##### Task data

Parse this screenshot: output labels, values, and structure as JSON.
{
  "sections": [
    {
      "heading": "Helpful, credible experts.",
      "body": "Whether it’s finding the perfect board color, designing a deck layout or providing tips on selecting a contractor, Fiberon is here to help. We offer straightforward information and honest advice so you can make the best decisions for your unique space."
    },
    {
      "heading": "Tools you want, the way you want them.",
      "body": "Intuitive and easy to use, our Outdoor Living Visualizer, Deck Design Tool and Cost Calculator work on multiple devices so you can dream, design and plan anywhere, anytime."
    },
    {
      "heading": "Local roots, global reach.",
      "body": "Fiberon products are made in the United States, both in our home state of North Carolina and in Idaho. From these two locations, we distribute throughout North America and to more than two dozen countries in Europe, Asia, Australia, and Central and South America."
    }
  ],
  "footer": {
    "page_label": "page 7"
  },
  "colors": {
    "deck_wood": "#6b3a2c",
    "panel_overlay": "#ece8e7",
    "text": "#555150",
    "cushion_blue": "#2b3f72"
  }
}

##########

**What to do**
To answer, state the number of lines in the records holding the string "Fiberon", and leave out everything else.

**Worked solution**
2